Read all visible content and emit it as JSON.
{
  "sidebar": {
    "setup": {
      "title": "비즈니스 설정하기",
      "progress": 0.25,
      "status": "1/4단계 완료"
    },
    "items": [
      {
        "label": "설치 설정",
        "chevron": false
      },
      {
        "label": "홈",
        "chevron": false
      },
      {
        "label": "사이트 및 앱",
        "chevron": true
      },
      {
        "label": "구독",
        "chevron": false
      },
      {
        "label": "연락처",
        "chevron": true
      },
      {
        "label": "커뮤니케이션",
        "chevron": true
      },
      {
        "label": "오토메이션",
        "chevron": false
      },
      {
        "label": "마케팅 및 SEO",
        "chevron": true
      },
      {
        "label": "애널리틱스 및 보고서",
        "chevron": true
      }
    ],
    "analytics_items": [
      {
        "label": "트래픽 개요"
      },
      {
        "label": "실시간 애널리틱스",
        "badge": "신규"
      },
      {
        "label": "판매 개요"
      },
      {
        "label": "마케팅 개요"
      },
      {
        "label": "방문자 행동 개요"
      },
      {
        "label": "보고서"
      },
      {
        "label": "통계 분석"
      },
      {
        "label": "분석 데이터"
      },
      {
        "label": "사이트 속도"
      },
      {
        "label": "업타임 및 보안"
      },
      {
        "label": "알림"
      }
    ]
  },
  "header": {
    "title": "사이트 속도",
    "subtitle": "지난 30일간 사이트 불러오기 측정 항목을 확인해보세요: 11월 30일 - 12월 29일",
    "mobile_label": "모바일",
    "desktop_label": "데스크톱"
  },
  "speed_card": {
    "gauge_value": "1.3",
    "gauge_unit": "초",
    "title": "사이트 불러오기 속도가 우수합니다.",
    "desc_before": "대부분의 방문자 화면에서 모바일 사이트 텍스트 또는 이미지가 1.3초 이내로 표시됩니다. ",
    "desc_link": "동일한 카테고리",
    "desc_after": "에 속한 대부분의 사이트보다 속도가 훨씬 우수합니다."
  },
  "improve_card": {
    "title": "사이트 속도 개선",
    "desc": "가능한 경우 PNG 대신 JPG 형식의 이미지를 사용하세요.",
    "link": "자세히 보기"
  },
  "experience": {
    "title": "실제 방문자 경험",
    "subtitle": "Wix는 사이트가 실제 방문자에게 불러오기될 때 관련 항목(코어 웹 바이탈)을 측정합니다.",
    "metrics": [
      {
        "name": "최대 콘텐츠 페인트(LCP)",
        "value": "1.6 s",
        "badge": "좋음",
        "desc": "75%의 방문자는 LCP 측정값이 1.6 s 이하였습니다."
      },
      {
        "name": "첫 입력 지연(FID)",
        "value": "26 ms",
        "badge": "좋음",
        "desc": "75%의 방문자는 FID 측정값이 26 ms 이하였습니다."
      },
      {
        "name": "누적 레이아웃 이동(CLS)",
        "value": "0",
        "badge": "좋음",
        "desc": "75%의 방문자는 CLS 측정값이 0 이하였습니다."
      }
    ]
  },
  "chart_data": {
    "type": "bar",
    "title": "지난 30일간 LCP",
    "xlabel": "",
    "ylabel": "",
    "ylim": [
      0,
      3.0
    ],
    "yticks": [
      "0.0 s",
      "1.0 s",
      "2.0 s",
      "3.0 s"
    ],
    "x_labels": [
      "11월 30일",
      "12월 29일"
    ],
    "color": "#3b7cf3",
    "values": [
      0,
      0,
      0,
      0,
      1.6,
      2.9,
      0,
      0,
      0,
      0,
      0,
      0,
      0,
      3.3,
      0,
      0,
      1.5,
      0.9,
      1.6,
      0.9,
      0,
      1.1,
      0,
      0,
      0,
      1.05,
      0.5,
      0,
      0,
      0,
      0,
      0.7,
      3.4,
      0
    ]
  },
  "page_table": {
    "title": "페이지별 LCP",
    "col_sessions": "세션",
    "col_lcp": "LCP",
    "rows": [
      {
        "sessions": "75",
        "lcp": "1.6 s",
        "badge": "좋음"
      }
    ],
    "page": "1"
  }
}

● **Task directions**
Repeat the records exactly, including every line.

● **Exercise output**
Read all visible content and emit it as JSON.
{
  "sidebar": {
    "setup": {
      "title": "비즈니스 설정하기",
      "progress": 0.25,
      "status": "1/4단계 완료"
    },
    "items": [
      {
        "label": "설치 설정",
        "chevron": false
      },
      {
        "label": "홈",
        "chevron": false
      },
      {
        "label": "사이트 및 앱",
        "chevron": true
      },
      {
        "label": "구독",
        "chevron": false
      },
      {
        "label": "연락처",
        "chevron": true
      },
      {
        "label": "커뮤니케이션",
        "chevron": true
      },
      {
        "label": "오토메이션",
        "chevron": false
      },
      {
        "label": "마케팅 및 SEO",
        "chevron": true
      },
      {
        "label": "애널리틱스 및 보고서",
        "chevron": true
      }
    ],
    "analytics_items": [
      {
        "label": "트래픽 개요"
      },
      {
        "label": "실시간 애널리틱스",
        "badge": "신규"
      },
      {
        "label": "판매 개요"
      },
      {
        "label": "마케팅 개요"
      },
      {
        "label": "방문자 행동 개요"
      },
      {
        "label": "보고서"
      },
      {
        "label": "통계 분석"
      },
      {
        "label": "분석 데이터"
      },
      {
        "label": "사이트 속도"
      },
      {
        "label": "업타임 및 보안"
      },
      {
        "label": "알림"
      }
    ]
  },
  "header": {
    "title": "사이트 속도",
    "subtitle": "지난 30일간 사이트 불러오기 측정 항목을 확인해보세요: 11월 30일 - 12월 29일",
    "mobile_label": "모바일",
    "desktop_label": "데스크톱"
  },
  "speed_card": {
    "gauge_value": "1.3",
    "gauge_unit": "초",
    "title": "사이트 불러오기 속도가 우수합니다.",
    "desc_before": "대부분의 방문자 화면에서 모바일 사이트 텍스트 또는 이미지가 1.3초 이내로 표시됩니다. ",
    "desc_link": "동일한 카테고리",
    "desc_after": "에 속한 대부분의 사이트보다 속도가 훨씬 우수합니다."
  },
  "improve_card": {
    "title": "사이트 속도 개선",
    "desc": "가능한 경우 PNG 대신 JPG 형식의 이미지를 사용하세요.",
    "link": "자세히 보기"
  },
  "experience": {
    "title": "실제 방문자 경험",
    "subtitle": "Wix는 사이트가 실제 방문자에게 불러오기될 때 관련 항목(코어 웹 바이탈)을 측정합니다.",
    "metrics": [
      {
        "name": "최대 콘텐츠 페인트(LCP)",
        "value": "1.6 s",
        "badge": "좋음",
        "desc": "75%의 방문자는 LCP 측정값이 1.6 s 이하였습니다."
      },
      {
        "name": "첫 입력 지연(FID)",
        "value": "26 ms",
        "badge": "좋음",
        "desc": "75%의 방문자는 FID 측정값이 26 ms 이하였습니다."
      },
      {
        "name": "누적 레이아웃 이동(CLS)",
        "value": "0",
        "badge": "좋음",
        "desc": "75%의 방문자는 CLS 측정값이 0 이하였습니다."
      }
    ]
  },
  "chart_data": {
    "type": "bar",
    "title": "지난 30일간 LCP",
    "xlabel": "",
    "ylabel": "",
    "ylim": [
      0,
      3.0
    ],
    "yticks": [
      "0.0 s",
      "1.0 s",
      "2.0 s",
      "3.0 s"
    ],
    "x_labels": [
      "11월 30일",
      "12월 29일"
    ],
    "color": "#3b7cf3",
    "values": [
      0,
      0,
      0,
      0,
      1.6,
      2.9,
      0,
      0,
      0,
      0,
      0,
      0,
      0,
      3.3,
      0,
      0,
      1.5,
      0.9,
      1.6,
      0.9,
      0,
      1.1,
      0,
      0,
      0,
      1.05,
      0.5,
      0,
      0,
      0,
      0,
      0.7,
      3.4,
      0
    ]
  },
  "page_table": {
    "title": "페이지별 LCP",
    "col_sessions": "세션",
    "col_lcp": "LCP",
    "rows": [
      {
        "sessions": "75",
        "lcp": "1.6 s",
        "badge": "좋음"
      }
    ],
    "page": "1"
  }
}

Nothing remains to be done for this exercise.